Bugatti made international headlines when it became the first automaker to break the 300-mph barrier. The French firm won't return to the Ehra-Lessien track in Germany to try beating its 304-mph record, because it's done chasing speed records for good.

"This was the last time for us," affirmed company boss Stephan Winkelmann during a short speech filmed in the company's factory. "From now on, our minds and our focus will stay on different projects," he added. He stopped short of delivering details about the projects he has in mind.

Bugatti's retirement doesn't come as a surprise; the company had started to shy away from setting speed records after it released the Chiron. At the time, its lost interest came as a surprise, because it had made history on several occasions by reaching jaw-dropping speeds with the Veyron. The 267-mph Super Sport variant of the car held the coveted title of the world's fastest car for years.

The company spent much of 2019 celebrating its 110th birthday with special cars like the one-off La Voiture Noire unveiled at the Geneva Motor Show, and the limited-edition Centodieci first shown at The Quail, a Motorsports Gathering in California. While it won't continue releasing two special projects annually in the foreseeable future, Bugatti will keep the momentum going in the coming years.

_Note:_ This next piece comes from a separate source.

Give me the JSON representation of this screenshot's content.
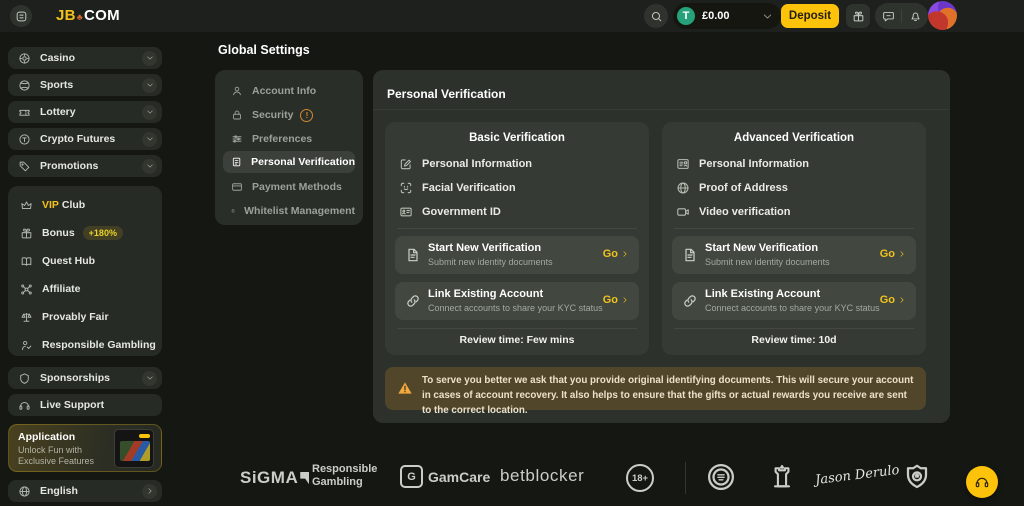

"One thing is for sure: we will have a great future," Winkelmann concluded. Time will tell whether it involves a long-tail Chiron variant inspired by the record-breaking car, a long-rumored SUV, or something else entirely.

Bugatti Information

Bugatti

Share This Photo X